A Speccy for all seasons?
Apparently officially licensed through intellectual property holders Sky In-Home Service Limited. the ZX Spectrum Next is clearly an upgraded homage to the classic 1980s micro rather than a traditional chip-by-chip clone.
Despite this the concept, which to date has been seen only in 3D renderings, seems to have been well-received amongst the ‘retro community’ so far, perhaps due the fact it is being pitched as a development to take the Sinclair brand into the future – and due to its adoption of the modernised Spectrum+ style case and keyboard, unlike the popular but sometimes controversial Vega range of hand-held consoles produced by Retro Computers Limited, who at the last count had decided against reviving an actual Spectrum computer.
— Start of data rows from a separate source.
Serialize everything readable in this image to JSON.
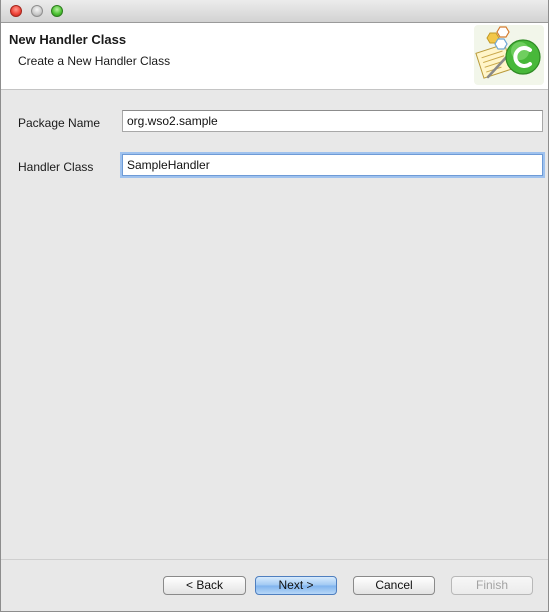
{
  "banner": {
    "title": "New Handler Class",
    "subtitle": "Create a New Handler Class",
    "graphic_icon": "wso2-class-wizard-icon"
  },
  "form": {
    "package_label": "Package Name",
    "package_value": "org.wso2.sample",
    "class_label": "Handler Class",
    "class_value": "SampleHandler"
  },
  "buttons": {
    "back": "< Back",
    "next": "Next >",
    "cancel": "Cancel",
    "finish": "Finish"
  },
  "colors": {
    "default_button": "#7fb3ee",
    "focus_ring": "#9fc2ee",
    "close_light": "#f0453a",
    "zoom_light": "#4fc436"
  }
}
The ZX Spectrum Next is based on Victor Trucco’s previous project, the TBBlue, and the Altera Cyclone FPGA-based board which will form the heart of the next Speccy is expected to be similar.
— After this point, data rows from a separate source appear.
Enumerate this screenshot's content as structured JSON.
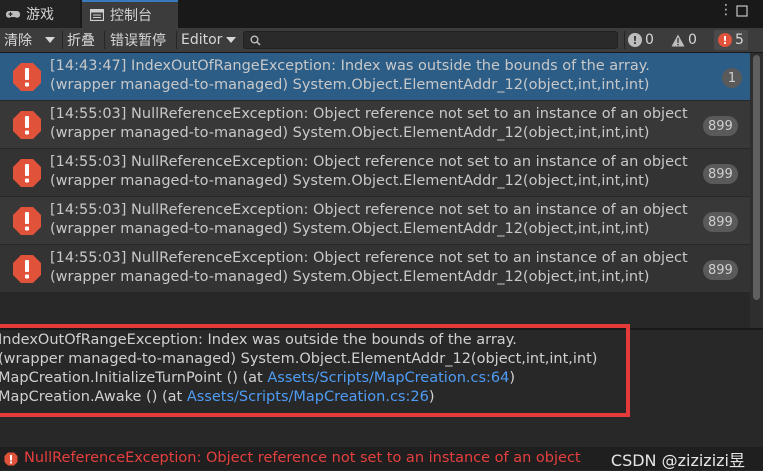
{
  "tabs": {
    "game_label": "游戏",
    "console_label": "控制台"
  },
  "toolbar": {
    "clear_label": "清除",
    "collapse_label": "折叠",
    "error_pause_label": "错误暂停",
    "editor_label": "Editor",
    "search_placeholder": "",
    "info_count": "0",
    "warning_count": "0",
    "error_count": "5"
  },
  "colors": {
    "error_red": "#e0533a",
    "selected_row": "#2c5d87",
    "link_blue": "#4e9cf5",
    "highlight_box": "#e43a3a"
  },
  "logs": [
    {
      "line1": "[14:43:47] IndexOutOfRangeException: Index was outside the bounds of the array.",
      "line2": "(wrapper managed-to-managed) System.Object.ElementAddr_12(object,int,int,int)",
      "count": "1",
      "selected": true
    },
    {
      "line1": "[14:55:03] NullReferenceException: Object reference not set to an instance of an object",
      "line2": "(wrapper managed-to-managed) System.Object.ElementAddr_12(object,int,int,int)",
      "count": "899",
      "selected": false
    },
    {
      "line1": "[14:55:03] NullReferenceException: Object reference not set to an instance of an object",
      "line2": "(wrapper managed-to-managed) System.Object.ElementAddr_12(object,int,int,int)",
      "count": "899",
      "selected": false
    },
    {
      "line1": "[14:55:03] NullReferenceException: Object reference not set to an instance of an object",
      "line2": "(wrapper managed-to-managed) System.Object.ElementAddr_12(object,int,int,int)",
      "count": "899",
      "selected": false
    },
    {
      "line1": "[14:55:03] NullReferenceException: Object reference not set to an instance of an object",
      "line2": "(wrapper managed-to-managed) System.Object.ElementAddr_12(object,int,int,int)",
      "count": "899",
      "selected": false
    }
  ],
  "detail": {
    "line1": "IndexOutOfRangeException: Index was outside the bounds of the array.",
    "line2": "(wrapper managed-to-managed) System.Object.ElementAddr_12(object,int,int,int)",
    "line3_prefix": "MapCreation.InitializeTurnPoint () (at ",
    "line3_link": "Assets/Scripts/MapCreation.cs:64",
    "line3_suffix": ")",
    "line4_prefix": "MapCreation.Awake () (at ",
    "line4_link": "Assets/Scripts/MapCreation.cs:26",
    "line4_suffix": ")"
  },
  "status": {
    "message": "NullReferenceException: Object reference not set to an instance of an object",
    "watermark": "CSDN @zizizizi昱"
  }
}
The Next is a reimplementation of the original at hardware level, ensuring it runs all the software out there. And it´s also planned to be compatible with most expansions made for the ZX Spectrum, as well as being compatible with new ULAplus video modes. There is also a possibility of implementing ZX81 hi res mode before the first units ship.
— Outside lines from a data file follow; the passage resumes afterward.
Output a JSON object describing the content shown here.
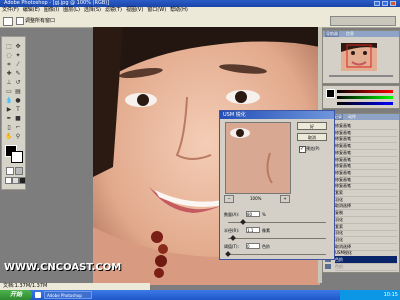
{
  "app": {
    "title": "Adobe Photoshop - [gj.jpg @ 100% (RGB)]",
    "menu": [
      "文件(F)",
      "编辑(E)",
      "图像(I)",
      "图层(L)",
      "选择(S)",
      "滤镜(T)",
      "视图(V)",
      "窗口(W)",
      "帮助(H)"
    ],
    "options_label": "调整所有窗口",
    "doc_status": "文档:1.37M/1.37M"
  },
  "panels": {
    "navigator_tabs": [
      "导航器",
      "信息"
    ],
    "history_tabs": [
      "历史记录",
      "动作"
    ],
    "history_items": [
      "修复画笔",
      "修复画笔",
      "修复画笔",
      "修复画笔",
      "修复画笔",
      "修复画笔",
      "修复画笔",
      "修复画笔",
      "修复画笔",
      "修复画笔",
      "套索",
      "羽化",
      "取消选择",
      "复制",
      "羽化",
      "套索",
      "羽化",
      "羽化",
      "取消选择",
      "USM锐化",
      "色阶",
      "色阶"
    ]
  },
  "dialog": {
    "title": "USM 锐化",
    "ok_label": "好",
    "cancel_label": "取消",
    "preview_label": "预览(P)",
    "zoom": "100%",
    "amount_label": "数量(A):",
    "amount_value": "80",
    "amount_unit": "%",
    "radius_label": "半径(R):",
    "radius_value": "1.1",
    "radius_unit": "像素",
    "threshold_label": "阈值(T):",
    "threshold_value": "0",
    "threshold_unit": "色阶",
    "amount_fraction": 0.16,
    "radius_fraction": 0.05,
    "threshold_fraction": 0.0
  },
  "watermark": "WWW.CNCOAST.COM",
  "taskbar": {
    "start": "开始",
    "item": "Adobe Photoshop",
    "clock": "10:15"
  },
  "colors": {
    "accent": "#2a5cc8",
    "panel": "#d4d0c8",
    "history_selected": "#0a246a"
  }
}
The SD card ‘disk’ operating system used is ESXDOS, and the new machine will be compatible with all the original Sinclair ZX Spectrum versions including 48k, 128k (Toastrack), +2 and +3.
In fact, amazingly, the Spectrum Next will also be compatible with Brazilian Speccy clones the TK90X and TK95, as well as the Sinclair ZX80, ZX81, and Jupiter Ace!
Sexy specs for the Speccy Next?
The following equivalent specifications for the new computer have been revealed so far:
Processor Z80 3.5Mhz and 7Mhz modes
Memory 512Kb RAM
Video ULAplus featuring compatible and expanded modes and colours
Video output RGB, VGA, mini HDMI
Storage SD card slot, with DivMMC-compatible protocol
Tape support Mic and Ear ports for cassette tape loading and saving
Audio AY-3-8912 or FM2149 audio chips (selectable) with stereo output
Joystick port DB9 compatible with Interface 1 or Interface 2 protocols (selectable)
PS/2 port Mouse with Kempston mode emulation OR external keyboard
Extras Multiface functionality for memory access, save games, cheats etc
Expansion Original Spectrum external bus expansion port
Accelerator slave board GPU/1Ghz CPU/512Mb RAM
Any colour you like as long as it’s black (or white)
The very attractive modernised design of the Spectrum Next may also be offered in traditional Spectrum black – or white! Not really surprising this as there’s been much interest from retro hobbyists in DIY modded white versions of the classic Speccy. So it looks like buyers will probably have the option to buy a black or white cased Spectrum Next, or indeed both. Pretty smart-looking either way, judging by the
Not really surprising this, as there’s been much interest from retro hobbyists in DIY modded white versions of the classic Speccy. So it looks like buyers will probably have the option to buy a black or white cased Spectrum Next, or indeed both. Pretty smart-looking either way, judging by the renderings published so far.
HDMI through Pi
It’s been suggested that the HDMI out video option will be given by passing the output through a Raspberry Pi computer, possibly a Pi Zero, built-in to the Spectrum Next casing, though this is unconfirmed as yet. Update 2 May 2016: we now understand the HDMI output is definitely planned to be via a Pi Zero.
Apparently the ZX Spectrum Next project is to be crowd funded, a popular method amongst new retro console and computer manufacturers. This has not yet been set up and we will follow this up in due course.
A preliminary website has been set up, but as yet shows very little. It does, however, offer the opportunity to sign up for a newsletter and further information: